(and occasionally other places)
Thu 22 Jul 2004
Today we start at Rigg, where the hybrid Horsetail Equisetum x font-queri grows in great profusion. The parents are Great Horsetail and Marsh Horsetail. The hybrid is very rare nationally, and not known in Skye except in this one area, but here it grows on the road verge, beside the burn and spreads out onto the moor, a vigorous plant colonising a range of habitats.
The Grass of Parnassus, on the right, grows with it and has just come into flower; the first I'd seen this year. The staminodes form hoops of golden beads.
This is a Purple Bar Moth. I saw two of these today, one close to the road and the other at high altitude. The "bar" is not purple but navy blue; this is clearer in life than in the photo. The small black fungus growing in moss is probably a species of Trichoglossum. I pressed the moss down a bit to get the base of the fungus into the picture.

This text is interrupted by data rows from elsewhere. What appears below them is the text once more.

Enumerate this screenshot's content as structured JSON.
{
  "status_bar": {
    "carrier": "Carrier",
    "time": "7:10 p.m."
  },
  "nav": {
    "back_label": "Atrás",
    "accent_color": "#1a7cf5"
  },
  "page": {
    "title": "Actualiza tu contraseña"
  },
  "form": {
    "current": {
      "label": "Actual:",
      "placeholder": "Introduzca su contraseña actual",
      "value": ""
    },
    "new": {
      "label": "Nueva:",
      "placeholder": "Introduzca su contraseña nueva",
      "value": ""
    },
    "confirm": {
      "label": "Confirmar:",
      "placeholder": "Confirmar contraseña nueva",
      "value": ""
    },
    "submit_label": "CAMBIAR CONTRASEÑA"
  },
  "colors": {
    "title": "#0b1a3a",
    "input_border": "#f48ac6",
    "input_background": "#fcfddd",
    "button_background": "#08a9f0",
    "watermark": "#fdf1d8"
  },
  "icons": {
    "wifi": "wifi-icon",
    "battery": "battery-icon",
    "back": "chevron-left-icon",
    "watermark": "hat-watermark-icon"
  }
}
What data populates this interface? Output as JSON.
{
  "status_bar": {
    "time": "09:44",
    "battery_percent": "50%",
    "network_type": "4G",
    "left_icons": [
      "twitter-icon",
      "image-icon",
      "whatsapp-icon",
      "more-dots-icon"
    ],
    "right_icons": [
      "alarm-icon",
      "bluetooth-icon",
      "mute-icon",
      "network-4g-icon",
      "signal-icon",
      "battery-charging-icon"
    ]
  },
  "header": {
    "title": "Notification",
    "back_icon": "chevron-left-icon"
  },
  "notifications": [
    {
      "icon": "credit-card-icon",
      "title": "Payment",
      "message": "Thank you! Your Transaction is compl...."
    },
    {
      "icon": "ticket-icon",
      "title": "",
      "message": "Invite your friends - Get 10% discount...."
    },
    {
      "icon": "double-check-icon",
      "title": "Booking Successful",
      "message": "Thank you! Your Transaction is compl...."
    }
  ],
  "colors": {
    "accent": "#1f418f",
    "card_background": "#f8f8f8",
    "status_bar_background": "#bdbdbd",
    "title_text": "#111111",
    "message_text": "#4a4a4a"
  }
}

Without allowing lowland life-forms to delay us any futher, we stride off across the moors and up into the glorious Trotternish Ridge.

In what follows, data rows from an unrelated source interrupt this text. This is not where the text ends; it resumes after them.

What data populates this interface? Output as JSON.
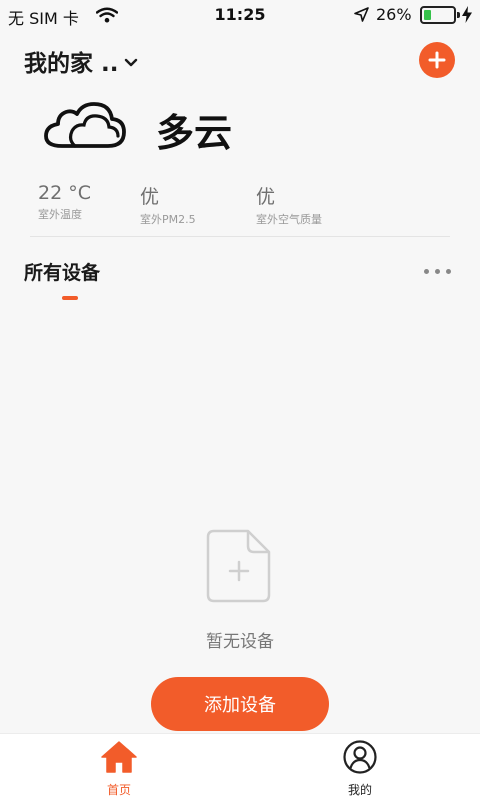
{
  "status_bar": {
    "carrier": "无 SIM 卡",
    "time": "11:25",
    "battery_percent": "26%",
    "battery_level": 0.26
  },
  "header": {
    "home_name": "我的家 ..",
    "add_icon": "plus-circle-icon"
  },
  "weather": {
    "condition": "多云",
    "icon": "cloudy-icon",
    "metrics": [
      {
        "value": "22 °C",
        "label": "室外温度"
      },
      {
        "value": "优",
        "label": "室外PM2.5"
      },
      {
        "value": "优",
        "label": "室外空气质量"
      }
    ]
  },
  "devices": {
    "section_title": "所有设备",
    "more_icon": "more-dots-icon",
    "empty_text": "暂无设备",
    "add_button_label": "添加设备"
  },
  "tab_bar": {
    "tabs": [
      {
        "label": "首页",
        "icon": "home-icon",
        "active": true
      },
      {
        "label": "我的",
        "icon": "profile-icon",
        "active": false
      }
    ]
  },
  "colors": {
    "accent": "#f25c2a",
    "background": "#f7f7f7",
    "battery_green": "#35c24a"
  }
}
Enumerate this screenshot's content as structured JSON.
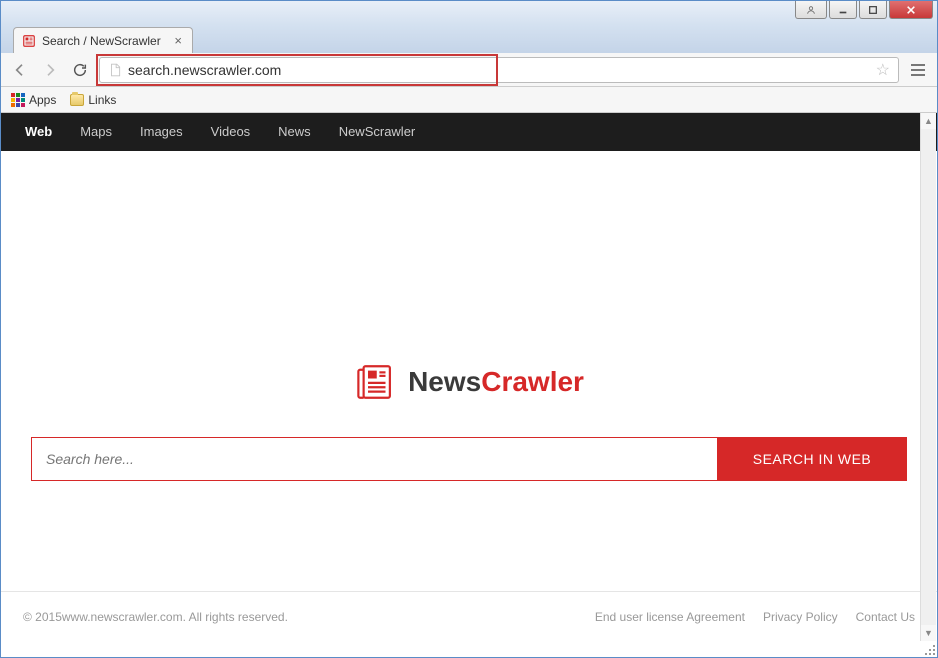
{
  "window": {
    "tab_title": "Search / NewScrawler"
  },
  "address_bar": {
    "url": "search.newscrawler.com"
  },
  "bookmark_bar": {
    "apps_label": "Apps",
    "links_label": "Links"
  },
  "page_nav": {
    "items": [
      {
        "label": "Web",
        "active": true
      },
      {
        "label": "Maps",
        "active": false
      },
      {
        "label": "Images",
        "active": false
      },
      {
        "label": "Videos",
        "active": false
      },
      {
        "label": "News",
        "active": false
      },
      {
        "label": "NewScrawler",
        "active": false
      }
    ]
  },
  "logo": {
    "part1": "News",
    "part2": "Crawler"
  },
  "search": {
    "placeholder": "Search here...",
    "button_label": "SEARCH IN WEB"
  },
  "footer": {
    "copyright": "© 2015www.newscrawler.com. All rights reserved.",
    "links": [
      "End user license Agreement",
      "Privacy Policy",
      "Contact Us"
    ]
  }
}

On the left, the mountain form of Meadow Buttercup. Although common in lowland fields and roadsides, this species is also one of the most extreme arctic-alpines. To its left in the picture is Lesser Clubmoss. The right-hand picture shows a small Goldenrod plant growing on the rock-face.
Up here there are great jumbles of boulders which are ideal for ferns, including the Mountain Male Fern, left, and the Parsley Fern, right. The Mountain Male Fern is an ancient plant, one of the two ancestors of the highly successful Male Fern which is so common across Britain in all kinds of habitats, and of the Scaly Male Fern which, in this part of the country, is even more ubiquitous. It was good to meet the old patriarch in his original haunts. Both the Male Fern and the Scaly Male Fern were growing in the same boulder group not far away. The Parsley Fern picture shows both the fertile and sterile leaves well, the fertile ones being those with the narrower segments.

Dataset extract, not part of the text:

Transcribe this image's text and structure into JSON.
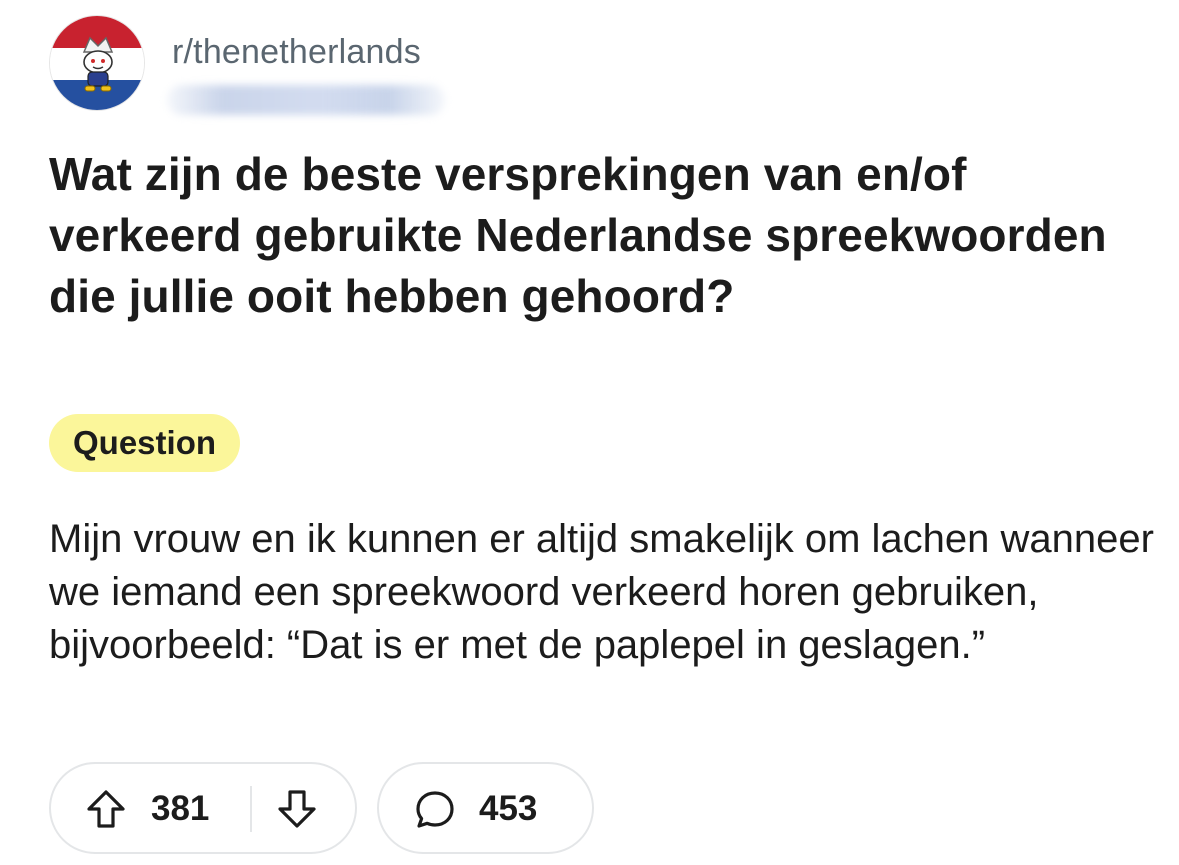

There are some stupendous caves in this area, but, as so often with rock scenery, the camera makes the massive look tiny. The cave in the left-hand picture is large enough to walk into for a long distance, and extends much higher than the part included in the photo. Its roof is not completely closed so there is a degree of light along its length. Apart from mosses and liverworts, the main constituents of the cave's vegetation are Broad Buckler Fern (visible as the first obvious fern-like plant on the right-hand side), Beech Fern (an anonymous clump in the picture, behind the Broad Buckler), Wood Sorrel (most of the stuff on the ground) and Wilson's Filmy Fern, shown in the right-hand picture together with a kind of leech or worm that slithered across the wet vertical wall - looks just like a common earthworm in the photo but somehow in the cave atmosphere it seemed to be something not encountered in one's above-ground existence! Being in a place like this has a powerful effect on the psyche.
I wondered if the fern above might be a mountain form of Sea Spleenwort, but apparently it is just a young Hard Fern. The young fronds on a genuine first-year plant like this are very different from those that arise in spring from an existing rootstock.
On the right, a Hieracium species that is possibly a mountain form although it takes a specialist to distinguish between the hundreds of microspecies of this genus. It's only stem-leaf was a tiny bract halfway up, and it has a solitary but large flower. The five-fingered leaves of Alpine Lady's Mantle can be seen at the base.
A pair of Ravens noisily reminded me from time to time that they owned the steep precipice that towered above the boulder fields. The only other birds seen were a few Meadow Pipits and a Wheatear. The day was sunny but very breezy. We've still not had any days this summer that you could call hot. But August is to come...